In 2007, the United States is still heavily engaged in the war on terror at home and abroad. Many Americans who encounter the violence or hatred of extremists, however, experience it at the hands of domestic radicals from a variety of extreme groups and movements.
The population of the United States passed the 300 million mark in 2006, which means that even fringe movements in this country can attain significant size—and can cause problems disproportionate to their numbers. Hundreds of domestic extremists were arrested in 2006 and 2007 on charges ranging from hate crimes to weapons and explosives violations to murder.
The level of criminal activity, including violent crime, is high. There were fewer domestic terror plots in 2006 than in some previous years, but more hate-related crimes committed by extremists. Victims included Jews, Hispanics, homosexuals, African-Americans, multi-racial couples or families, and other minorities. One law enforcement officer died in 2006 at the hands of a white supremacist in Massachusetts; other plots to kill or harm law enforcement officers and prosecutors were revealed in California.
Extremist movements are not static. The face of domestic extremist groups a decade ago is not the same as five years ago or today.

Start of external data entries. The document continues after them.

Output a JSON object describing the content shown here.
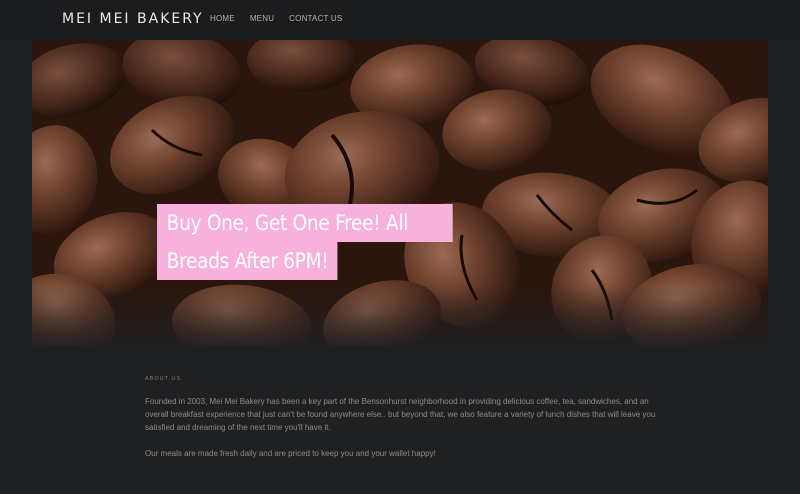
{
  "nav": {
    "brand": "MEI MEI BAKERY",
    "links": [
      "HOME",
      "MENU",
      "CONTACT US"
    ]
  },
  "hero": {
    "image_subject": "coffee beans",
    "promo_line1": "Buy One, Get One Free! All",
    "promo_line2": "Breads After 6PM!",
    "promo_bg_color": "#f6b1dc"
  },
  "about": {
    "heading": "ABOUT US",
    "paragraph1": "Founded in 2003, Mei Mei Bakery has been a key part of the Bensonhurst neighborhood in providing delicious coffee, tea, sandwiches, and an overall breakfast experience that just can't be found anywhere else.. but beyond that, we also feature a variety of lunch dishes that will leave you satisfied and dreaming of the next time you'll have it.",
    "paragraph2": "Our meals are made fresh daily and are priced to keep you and your wallet happy!"
  },
  "colors": {
    "page_bg": "#1f2022",
    "nav_bg": "#1b1c1e",
    "accent_pink": "#f6b1dc"
  }
}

The Anti-Defamation League has recently highlighted certain of these key trends, such as an increase in Ku Klux Klan activity to exploit anti-immigration sentiments, and the rise of a dangerous skinhead/street gang in California, Public Enemy Number 1.
What follows are some of the other recent trends and developments among domestic extremist groups in the United States.